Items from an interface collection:

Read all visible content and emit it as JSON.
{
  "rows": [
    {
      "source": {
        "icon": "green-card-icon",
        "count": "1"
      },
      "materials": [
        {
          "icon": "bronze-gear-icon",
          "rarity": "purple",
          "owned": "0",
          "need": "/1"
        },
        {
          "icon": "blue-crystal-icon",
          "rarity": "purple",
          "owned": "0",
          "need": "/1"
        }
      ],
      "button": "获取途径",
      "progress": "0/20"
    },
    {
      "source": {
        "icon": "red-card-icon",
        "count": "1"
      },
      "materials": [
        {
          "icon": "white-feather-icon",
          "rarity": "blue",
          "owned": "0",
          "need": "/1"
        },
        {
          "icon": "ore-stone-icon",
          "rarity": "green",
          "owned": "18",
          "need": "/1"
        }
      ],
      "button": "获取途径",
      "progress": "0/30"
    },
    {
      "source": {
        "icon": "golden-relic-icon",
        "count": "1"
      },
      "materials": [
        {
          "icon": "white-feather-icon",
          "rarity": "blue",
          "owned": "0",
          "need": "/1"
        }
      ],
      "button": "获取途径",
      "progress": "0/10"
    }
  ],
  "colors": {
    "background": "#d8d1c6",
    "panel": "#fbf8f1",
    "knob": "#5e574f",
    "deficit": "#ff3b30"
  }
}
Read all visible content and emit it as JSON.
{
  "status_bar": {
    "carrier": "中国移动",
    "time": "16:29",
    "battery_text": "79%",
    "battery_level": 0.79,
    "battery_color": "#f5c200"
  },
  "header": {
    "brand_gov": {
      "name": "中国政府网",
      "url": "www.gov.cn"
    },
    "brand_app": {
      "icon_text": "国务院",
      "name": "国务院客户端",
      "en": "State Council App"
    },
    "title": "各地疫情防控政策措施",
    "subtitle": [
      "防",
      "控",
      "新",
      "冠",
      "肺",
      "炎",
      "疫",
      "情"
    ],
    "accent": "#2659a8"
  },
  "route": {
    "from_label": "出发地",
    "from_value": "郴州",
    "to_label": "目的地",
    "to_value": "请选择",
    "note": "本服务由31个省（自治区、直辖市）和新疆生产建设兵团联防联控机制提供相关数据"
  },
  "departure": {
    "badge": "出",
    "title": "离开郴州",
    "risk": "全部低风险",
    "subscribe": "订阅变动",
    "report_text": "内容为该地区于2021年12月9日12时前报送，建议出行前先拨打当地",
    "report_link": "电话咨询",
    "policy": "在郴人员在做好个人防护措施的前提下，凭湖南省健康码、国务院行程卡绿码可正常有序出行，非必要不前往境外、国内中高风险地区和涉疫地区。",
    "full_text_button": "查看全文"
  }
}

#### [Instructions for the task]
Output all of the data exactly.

#### [Answer space]
Read all visible content and emit it as JSON.
{
  "rows": [
    {
      "source": {
        "icon": "green-card-icon",
        "count": "1"
      },
      "materials": [
        {
          "icon": "bronze-gear-icon",
          "rarity": "purple",
          "owned": "0",
          "need": "/1"
        },
        {
          "icon": "blue-crystal-icon",
          "rarity": "purple",
          "owned": "0",
          "need": "/1"
        }
      ],
      "button": "获取途径",
      "progress": "0/20"
    },
    {
      "source": {
        "icon": "red-card-icon",
        "count": "1"
      },
      "materials": [
        {
          "icon": "white-feather-icon",
          "rarity": "blue",
          "owned": "0",
          "need": "/1"
        },
        {
          "icon": "ore-stone-icon",
          "rarity": "green",
          "owned": "18",
          "need": "/1"
        }
      ],
      "button": "获取途径",
      "progress": "0/30"
    },
    {
      "source": {
        "icon": "golden-relic-icon",
        "count": "1"
      },
      "materials": [
        {
          "icon": "white-feather-icon",
          "rarity": "blue",
          "owned": "0",
          "need": "/1"
        }
      ],
      "button": "获取途径",
      "progress": "0/10"
    }
  ],
  "colors": {
    "background": "#d8d1c6",
    "panel": "#fbf8f1",
    "knob": "#5e574f",
    "deficit": "#ff3b30"
  }
}
Read all visible content and emit it as JSON.
{
  "status_bar": {
    "carrier": "中国移动",
    "time": "16:29",
    "battery_text": "79%",
    "battery_level": 0.79,
    "battery_color": "#f5c200"
  },
  "header": {
    "brand_gov": {
      "name": "中国政府网",
      "url": "www.gov.cn"
    },
    "brand_app": {
      "icon_text": "国务院",
      "name": "国务院客户端",
      "en": "State Council App"
    },
    "title": "各地疫情防控政策措施",
    "subtitle": [
      "防",
      "控",
      "新",
      "冠",
      "肺",
      "炎",
      "疫",
      "情"
    ],
    "accent": "#2659a8"
  },
  "route": {
    "from_label": "出发地",
    "from_value": "郴州",
    "to_label": "目的地",
    "to_value": "请选择",
    "note": "本服务由31个省（自治区、直辖市）和新疆生产建设兵团联防联控机制提供相关数据"
  },
  "departure": {
    "badge": "出",
    "title": "离开郴州",
    "risk": "全部低风险",
    "subscribe": "订阅变动",
    "report_text": "内容为该地区于2021年12月9日12时前报送，建议出行前先拨打当地",
    "report_link": "电话咨询",
    "policy": "在郴人员在做好个人防护措施的前提下，凭湖南省健康码、国务院行程卡绿码可正常有序出行，非必要不前往境外、国内中高风险地区和涉疫地区。",
    "full_text_button": "查看全文"
  }
}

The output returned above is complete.